In previous posts, I’ve mentioned a course I taught called Panic in America. When I first devised the class, I imagined it as a lighthearted exploration of the weirder moments in U.S. history. What better way to examine the past than through the wacky conspiracy theories and bizarre ideas that had shaped American culture?
It became quickly apparent, though, that my fun romp of a course was more of a tough slog. It proved impossible to consider any cultural panic without recognizing the deeper social woes that it obscured. Trauma from a gruesome war motivated a witch craze that left more than two dozen people dead. Bizarre theories about Catholic priests and nuns fanned the flames of nativism. Seemingly innocuous paranoia about comic books obscured deep anxieties about rapid cultural shifts and the terrifying reality of the atomic age.
In short, it was impossible to examine any period of U.S. history without realizing that phobias, paranoia, and conspiracy theories served to distract from political and social issues that desperately needed to be addressed.
My course came to mind today as I listened to an hour of AM talk radio (I tell myself I do this to get in touch with “the other America,” but really I think I just enjoy self-punishment). The topic of conversation, unsurprisingly, was the shooting rampage in Las Vegas. More specifically, the discussion was about various conspiracy theories explaining the horrific event.
There was no discussion of guns. The fact that the alleged shooter had enough weapons to outfit a small militia seemed inconsequential compared to theories about the money he wired to the Philippines (perhaps being funneled to ISIS via Abu Sayyaf?) or the fact that he had two rooms in the hotel (clearly evidence of multiple shooters!) And these theories were tame compared to Alex Jones’ assertion of a Muslim-Bolshevik-Democrat conspiracy and Pat Robertson’s proclamation of divine comeuppance against Americans who insufficiently support President Trump.
Why talk about real social problems when you can explain them away with conspiracy theories?
There is, I suspect, some part of this impulse that is pure human nature. It’s easier – and more comforting – to blame random, impossible-to-control causes rather than facing up to the tough task of fixing a deep-seated social woe.
It also seems to me, however, that there are particular aspects of American society that make this problem worse in the U.S than elsewhere. I don’t claim any originality in my thinking, nor is this a complete list.
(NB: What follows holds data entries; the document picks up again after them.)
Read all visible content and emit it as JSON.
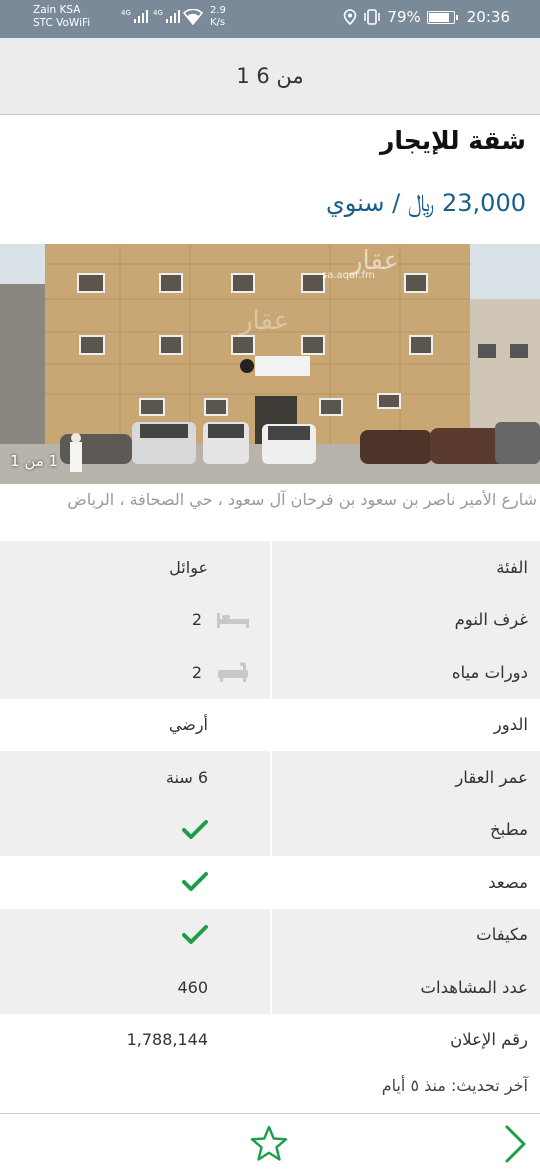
{
  "status_bar": {
    "carrier1": "Zain KSA",
    "carrier2": "STC VoWiFi",
    "volte_badge": "VoWiFi",
    "network1": "4G",
    "network2": "4G",
    "speed_value": "2.9",
    "speed_unit": "K/s",
    "battery": "79%",
    "time": "20:36"
  },
  "header": {
    "page_indicator": "1 من 6"
  },
  "listing": {
    "title": "شقة للإيجار",
    "price": "23,000 ﷼ / سنوي",
    "photo_counter": "1 من 1",
    "photo_watermark": "عقار",
    "photo_watermark_url": "sa.aqar.fm",
    "address": "شارع الأمير ناصر بن سعود بن فرحان آل سعود ، حي الصحافة ، الرياض"
  },
  "details": [
    {
      "label": "الفئة",
      "value": "عوائل",
      "icon": ""
    },
    {
      "label": "غرف النوم",
      "value": "2",
      "icon": "bed-icon"
    },
    {
      "label": "دورات مياه",
      "value": "2",
      "icon": "bathtub-icon"
    },
    {
      "label": "الدور",
      "value": "أرضي",
      "icon": ""
    },
    {
      "label": "عمر العقار",
      "value": "6 سنة",
      "icon": ""
    },
    {
      "label": "مطبخ",
      "value": "",
      "icon": "check-icon"
    },
    {
      "label": "مصعد",
      "value": "",
      "icon": "check-icon"
    },
    {
      "label": "مكيفات",
      "value": "",
      "icon": "check-icon"
    },
    {
      "label": "عدد المشاهدات",
      "value": "460",
      "icon": ""
    },
    {
      "label": "رقم الإعلان",
      "value": "1,788,144",
      "icon": ""
    }
  ],
  "last_update": "آخر تحديث: منذ ٥ أيام",
  "colors": {
    "accent": "#1a5f8c",
    "check": "#1e9e4a",
    "status_bar": "#7a8a99"
  }
}
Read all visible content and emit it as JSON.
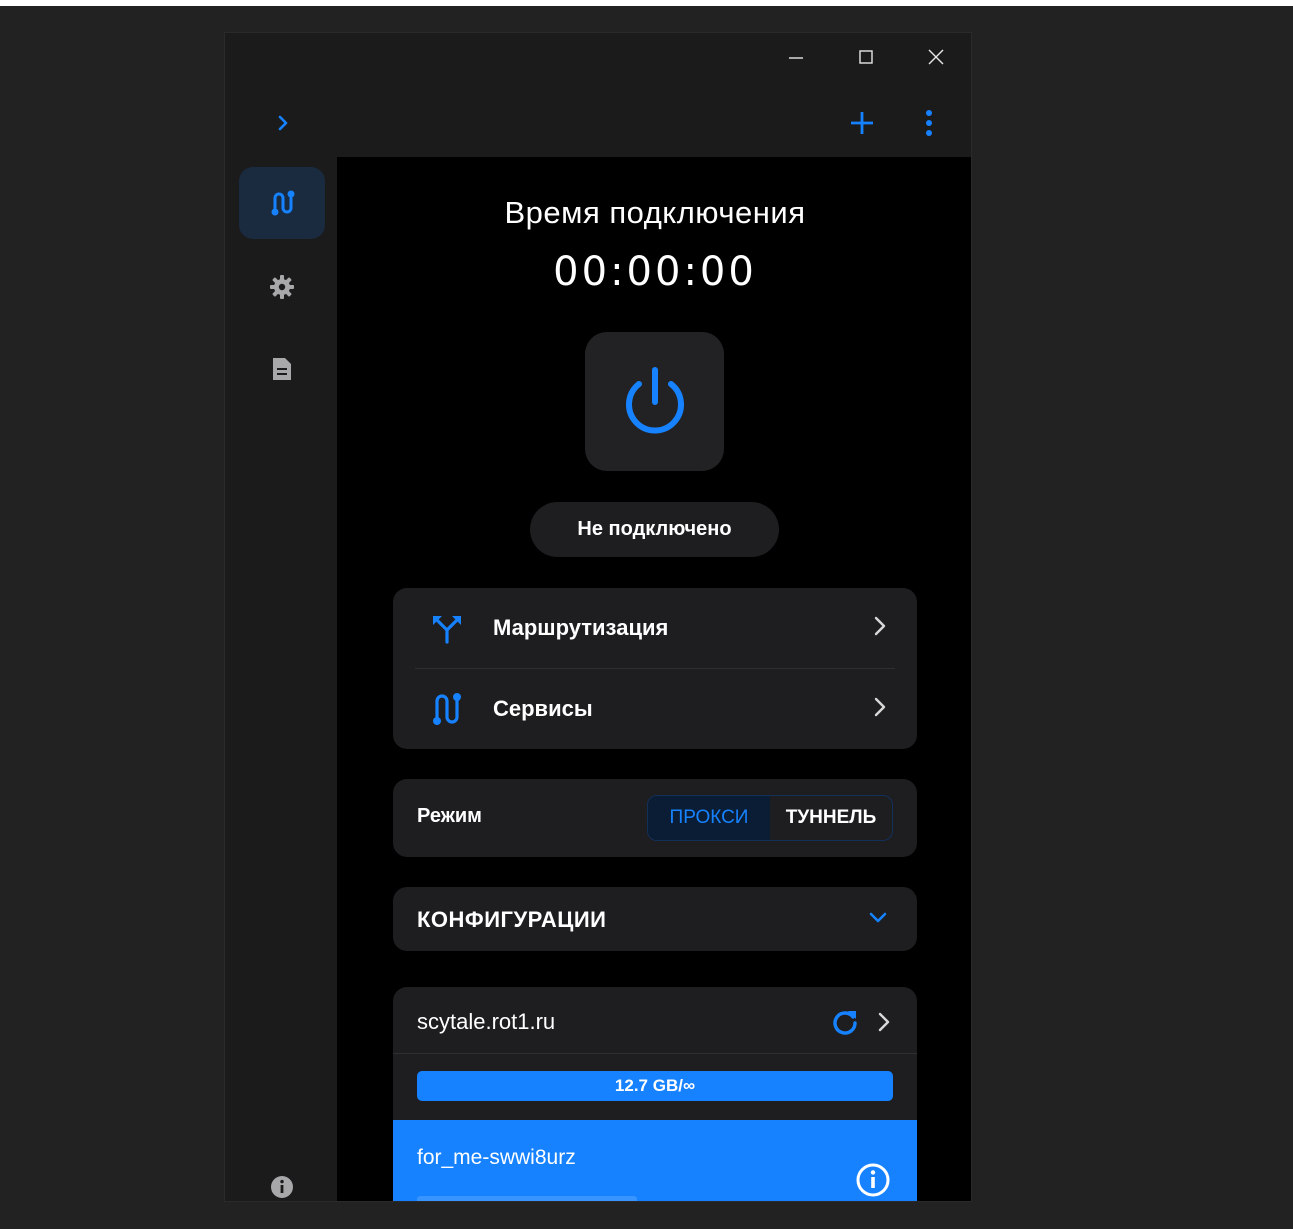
{
  "window": {
    "controls": {
      "minimize": "minimize-icon",
      "maximize": "maximize-icon",
      "close": "close-icon"
    }
  },
  "appbar": {
    "expand_icon": "chevron-right-icon",
    "add_icon": "plus-icon",
    "more_icon": "more-vertical-icon"
  },
  "rail": {
    "items": [
      {
        "icon": "routes-icon",
        "active": true
      },
      {
        "icon": "gear-icon",
        "active": false
      },
      {
        "icon": "document-icon",
        "active": false
      }
    ],
    "bottom_icon": "info-icon"
  },
  "connection": {
    "title": "Время подключения",
    "time": "00:00:00",
    "power_icon": "power-icon",
    "status": "Не подключено"
  },
  "routing": {
    "items": [
      {
        "label": "Маршрутизация",
        "icon": "split-route-icon"
      },
      {
        "label": "Сервисы",
        "icon": "services-icon"
      }
    ]
  },
  "mode": {
    "label": "Режим",
    "options": [
      "ПРОКСИ",
      "ТУННЕЛЬ"
    ],
    "selected": "ПРОКСИ"
  },
  "configs": {
    "label": "КОНФИГУРАЦИИ",
    "icon": "chevron-down-icon"
  },
  "server": {
    "name": "scytale.rot1.ru",
    "usage": "12.7 GB/∞",
    "profile": {
      "name": "for_me-swwi8urz"
    }
  },
  "colors": {
    "accent": "#1682ff",
    "background": "#000000",
    "card": "#1e1e20",
    "rail": "#1b1b1c"
  }
}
But three elements seem especially notable:
For-Profit Media: For the vast majority of U.S. history, news organizations have been commercial enterprises. As my foray into talk radio today illustrated, sensational topics sell. So does simplistic storytelling. It is much easier to speculate about conspiratorial forces at work than it is engage on a culture’s complex relationship with firearms and the seemingly insurmountable political obstacles to enacting gun control.
Hyper-Polarization: Despite efforts by historians like Richard Hofstadter (who, incidentally, famously wrote on the “paranoid style in American politics”) to claim broad consensus in politics for much of U.S. history, the country has, in fact, been sharply divided along partisan lines for the majority of its existence. As we know all too well, polarized partisanship impedes substantive policymaking. And in the absence of the ability to undertake meaningful reform, the temptation arises to look for alternate explanations for social ills.
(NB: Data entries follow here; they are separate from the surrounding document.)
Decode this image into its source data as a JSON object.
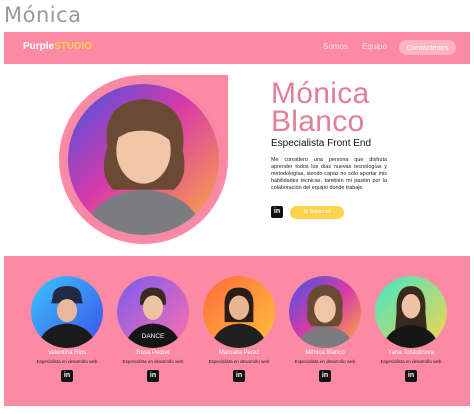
{
  "page_heading": "Mónica",
  "navbar": {
    "brand_part1": "Purple",
    "brand_part2": "STUDIO",
    "links": [
      "Somos",
      "Equipo"
    ],
    "cta": "Contáctenos"
  },
  "hero": {
    "name_line1": "Mónica",
    "name_line2": "Blanco",
    "role": "Especialista Front End",
    "bio": "Me considero una persona que disfruta aprender todos los días nuevas tecnologías y metodologías, siendo capaz no sólo aportar mis habilidades técnicas, también mi pasión por la colaboración del equipo donde trabaje.",
    "linkedin_icon": "in",
    "button": "Te llamamos"
  },
  "team": [
    {
      "name": "Valentina Rios",
      "role": "Especialista en desarrollo web",
      "linkedin_icon": "in"
    },
    {
      "name": "Rosa Pedret",
      "role": "Especialista en desarrollo web",
      "linkedin_icon": "in"
    },
    {
      "name": "Manuela Perez",
      "role": "Especialista en desarrollo web",
      "linkedin_icon": "in"
    },
    {
      "name": "Mónica Blanco",
      "role": "Especialista en desarrollo web",
      "linkedin_icon": "in"
    },
    {
      "name": "Yana Tolstobrova",
      "role": "Especialista en desarrollo web",
      "linkedin_icon": "in"
    }
  ],
  "colors": {
    "pink": "#fd8aa4",
    "yellow": "#ffd24c",
    "name_pink": "#e37f95"
  }
}
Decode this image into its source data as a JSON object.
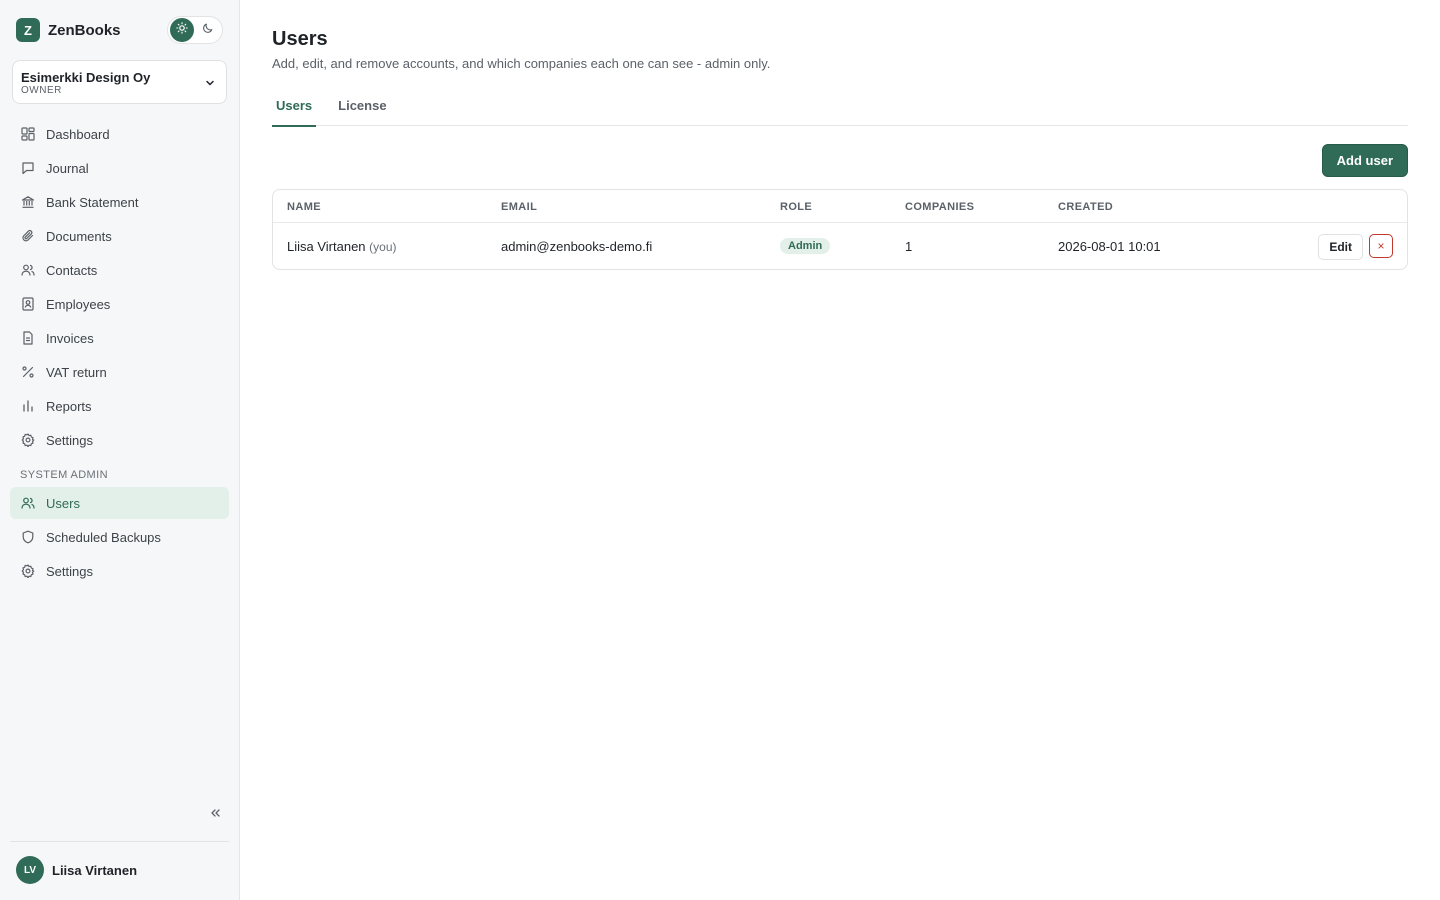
{
  "brand": {
    "logo_letter": "Z",
    "name": "ZenBooks"
  },
  "theme_toggle": {
    "light_icon": "sun-icon",
    "dark_icon": "moon-icon",
    "active": "light"
  },
  "company": {
    "name": "Esimerkki Design Oy",
    "role": "OWNER"
  },
  "nav": {
    "main": [
      {
        "label": "Dashboard",
        "icon": "dashboard-icon"
      },
      {
        "label": "Journal",
        "icon": "journal-icon"
      },
      {
        "label": "Bank Statement",
        "icon": "bank-icon"
      },
      {
        "label": "Documents",
        "icon": "paperclip-icon"
      },
      {
        "label": "Contacts",
        "icon": "contacts-icon"
      },
      {
        "label": "Employees",
        "icon": "employee-icon"
      },
      {
        "label": "Invoices",
        "icon": "invoice-icon"
      },
      {
        "label": "VAT return",
        "icon": "percent-icon"
      },
      {
        "label": "Reports",
        "icon": "bar-chart-icon"
      },
      {
        "label": "Settings",
        "icon": "gear-icon"
      }
    ],
    "admin_label": "SYSTEM ADMIN",
    "admin": [
      {
        "label": "Users",
        "icon": "users-icon",
        "active": true
      },
      {
        "label": "Scheduled Backups",
        "icon": "shield-icon"
      },
      {
        "label": "Settings",
        "icon": "gear-icon"
      }
    ]
  },
  "user": {
    "initials": "LV",
    "name": "Liisa Virtanen"
  },
  "page": {
    "title": "Users",
    "subtitle": "Add, edit, and remove accounts, and which companies each one can see - admin only.",
    "tabs": [
      {
        "label": "Users",
        "active": true
      },
      {
        "label": "License"
      }
    ],
    "add_button": "Add user"
  },
  "table": {
    "headers": {
      "name": "NAME",
      "email": "EMAIL",
      "role": "ROLE",
      "companies": "COMPANIES",
      "created": "CREATED"
    },
    "rows": [
      {
        "name": "Liisa Virtanen",
        "you": "(you)",
        "email": "admin@zenbooks-demo.fi",
        "role": "Admin",
        "companies": "1",
        "created": "2026-08-01 10:01",
        "edit_label": "Edit",
        "delete_label": "×"
      }
    ]
  },
  "colors": {
    "accent": "#2f6b57",
    "accent_soft": "#e3efe9",
    "danger": "#c0392b"
  }
}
The Individualist Ethos: Perhaps the most fundamental roadblock is a core aspect of American identity itself: we like to think of ourselves as a nation of rugged, independent, individuals. The suggestion that there might be social problems embedded in U.S. culture is at odds with our values. “Guns don’t kill people,” we are told, “people kill people.” Rather than looking at the all-too-clear pattern of gun-driven carnage and considering that we just might have issues that need addressing politically, we instead rush to examine the individuals involved. Conspiracy theories about individuals — however outlandish they might be — do not challenge our national image. Suggesting that we have somehow failed collectively, however, does force a reckoning with our vision of ourselves.
It is possible to transcend the limitations of our culture and enact meaningful change. But doing so requires that we acknowledge that it’s not just guns that are deeply embedded in American culture. It’s also the expectation that there’s always some explanation, no matter how far-fetched, that explains why bad things happen without forcing us to consider our deep, systemic problems.
Until we do acknowledge those problems to their full extent, a pattern of avoidance three-and-a-half centuries in the making is bound to continue.